Accounting rules prompted TD to set aside reserves to reflect the fair value of its debt commitment after the deal was announced 18 months ago, she told an investor conference on Thursday.
“We were required to mark-to-market our commitment on that lending exposure and we have been steadily taking reserves on that position since the third quarter of 2007,” Johnston said at the Goldman Sachs financial services conference in New York.
“We do have a (BCE) reserve that will come back into income. We’re not disclosing the size of that reserve, but that will be positive in terms of our P&L,” she said, referring to the profit and loss statement.
Montreal-based BCE, Canada’s biggest telecoms company, struck an agreement to be bought by Ontario Teachers’ Pension Plan and three U.S.-based private equity partners about a year and a half ago.
The C$34.8 billion ($28.3 billion) deal, which would have been the world’s largest leveraged buyout, was derailed when accountants concluded that the new company would fail a key solvency test because of its huge debt load.
Johnston said that TD Bank’s Tier 1 capital ratio, which currently stands at 9.1 percent, will improve by 15 basis points because of changes to the bank’s risk-weighted assets as a result of the BCE sale falling through.

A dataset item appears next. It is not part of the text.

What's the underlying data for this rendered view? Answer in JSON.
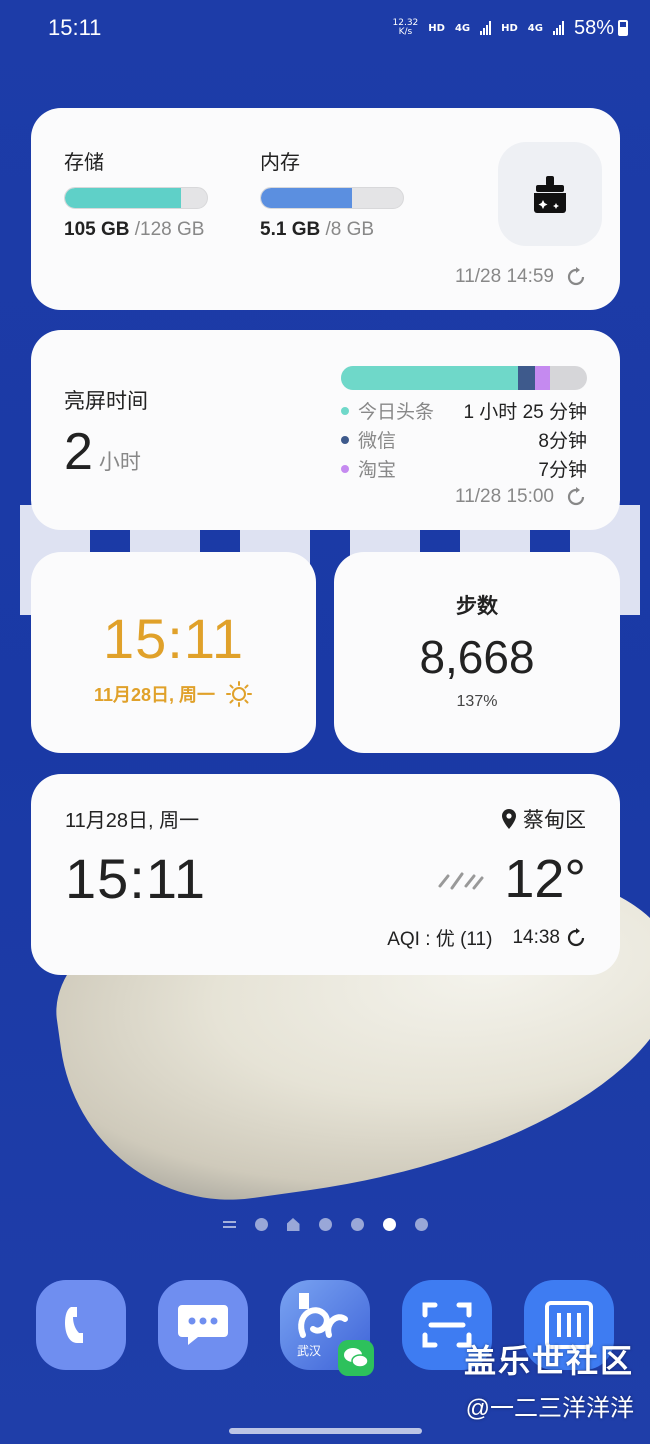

TD’s Tier 1 ratio should rise in the coming year along with retained earnings, she also said.
Some analysts have speculated that TD -- fresh from a C$1.4 billion common share offering -- might have to raise more capital, as its Tier 1 ratio is now at the low end of the range for Canadian banks, and investors are demanding higher cushions these days because of the global financial crisis.
But Johnston said the existing Tier 1 ratio “makes perfect sense” and TD’s high percentage of earnings from retail banking provides “a very solid anchor.”
“I do expect that we’ll continue to grow that ratio over the course of the year ... based on where we see earnings going and growth in retained earnings over that period,” she said.
$1=$1.23 Canadian Reporting by Lynne Olver; editing by Rob Wilson